In a rather interesting twist of ironic fate, movie rental giant Netflix has come out victorious in a lawsuit levied by a film named Suing the Devil.

In a California lawsuit filed back in July, filmmaker T. Allen Chey held that Netflix, by refusing to purchase and offer his film, Suing the Devil that stars Malcolm McDowell and Tom Sizemore, to the company's 33 million members hurt his chances at financial success. So he sued Netflix for $10,000,000.
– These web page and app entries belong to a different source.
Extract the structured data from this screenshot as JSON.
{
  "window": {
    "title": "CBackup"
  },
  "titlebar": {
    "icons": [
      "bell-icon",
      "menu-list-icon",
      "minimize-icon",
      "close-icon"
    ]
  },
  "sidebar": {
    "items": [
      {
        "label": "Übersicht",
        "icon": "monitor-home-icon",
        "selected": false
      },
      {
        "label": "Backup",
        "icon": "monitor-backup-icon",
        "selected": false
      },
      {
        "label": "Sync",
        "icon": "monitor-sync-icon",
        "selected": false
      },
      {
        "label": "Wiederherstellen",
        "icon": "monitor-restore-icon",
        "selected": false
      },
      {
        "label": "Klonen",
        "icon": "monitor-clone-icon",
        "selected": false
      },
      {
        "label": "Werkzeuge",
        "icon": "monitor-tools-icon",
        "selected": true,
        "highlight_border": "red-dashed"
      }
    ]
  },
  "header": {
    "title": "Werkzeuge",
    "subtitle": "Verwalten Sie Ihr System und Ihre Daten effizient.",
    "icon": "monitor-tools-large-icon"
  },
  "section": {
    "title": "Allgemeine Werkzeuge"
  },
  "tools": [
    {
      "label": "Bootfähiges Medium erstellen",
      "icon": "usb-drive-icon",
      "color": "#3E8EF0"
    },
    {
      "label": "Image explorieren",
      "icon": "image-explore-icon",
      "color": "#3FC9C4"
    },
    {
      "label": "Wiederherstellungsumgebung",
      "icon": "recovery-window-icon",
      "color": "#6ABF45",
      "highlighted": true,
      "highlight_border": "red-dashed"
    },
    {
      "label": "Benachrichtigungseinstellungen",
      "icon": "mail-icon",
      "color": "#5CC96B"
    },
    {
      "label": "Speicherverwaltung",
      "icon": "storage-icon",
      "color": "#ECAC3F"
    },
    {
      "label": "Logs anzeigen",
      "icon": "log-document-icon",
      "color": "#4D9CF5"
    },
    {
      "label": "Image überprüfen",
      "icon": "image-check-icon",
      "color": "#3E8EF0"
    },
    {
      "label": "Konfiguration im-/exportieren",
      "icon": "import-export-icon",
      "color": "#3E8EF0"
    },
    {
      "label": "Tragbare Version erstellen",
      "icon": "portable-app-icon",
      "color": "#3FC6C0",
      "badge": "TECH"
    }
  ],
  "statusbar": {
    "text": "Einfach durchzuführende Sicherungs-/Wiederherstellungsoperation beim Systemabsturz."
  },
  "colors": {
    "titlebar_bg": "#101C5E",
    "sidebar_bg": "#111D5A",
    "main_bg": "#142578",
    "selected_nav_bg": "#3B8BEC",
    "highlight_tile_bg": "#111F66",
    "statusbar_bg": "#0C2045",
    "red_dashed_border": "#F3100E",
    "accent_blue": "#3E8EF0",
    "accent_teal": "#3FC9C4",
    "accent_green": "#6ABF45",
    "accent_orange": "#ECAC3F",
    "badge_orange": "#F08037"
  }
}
Naturally, the court threw the case out after Netflix filed a motion to dismiss. The Wrap reports that a U.S. District court judge didn't agree with Chey and his claim that people decided to "wait until it comes out of Netflix" because Netflix had placed the film on the site's page with a "Save" button. Chey also argued for lost revenue because he feels customers would have chosen to watch Suing the Devil in theaters or would have purchased the DVD or Blu-ray had they known it wasn't going to be available on Netflix. Chey called Netflix's actions "the most egregious act ever committed by a film distributor." Wow, the drama!

Those familiar with Netflix's standard practice know that the company routinely places a page for nearly every movie and TV show - with a save button allowing customers to add the title to their queues - on its site whether or not the rental company plans to carry the title. It's not surprising that Netflix chose to pass on carrying Chey's film as it is virtually impossible to carry every movie put on disc, but it's even more astonishing that this blatantly frivolous case even made it into court. Yes, we all hate seeing independent filmmakers struggle with the release of their films, but blaming failure on Netflix's "save" button not only reeks of desperation, but also feels a lot like misguided anger.

It's worth pointing out that there was definitely viewer interest in watching Suing the Devil when it was first released back in 2011, as the film had the second highest-grossing average of any independent film in the nation when it was released to theaters in August of 2011. Then in early 2012 the L.A. Times reported the film was the most illegally-downloaded independent film in history when, during a two-day period, the movie was downloaded over 100,000 times on nearly 50 pirate sites. Suing the Devil also made news around that time when a media pirating site campaigned its hackers to give the film a low rating on which brought Suing the Devil's score down from a 7 to a 4 on the film database and movie rating site. Seems the illegal downloaders were upset when the film's producers asked the hacker site to remove the title from its catalog.

By the way, Chey's Suing the Devil is no longer listed on the Netflix site with or without the "save" button.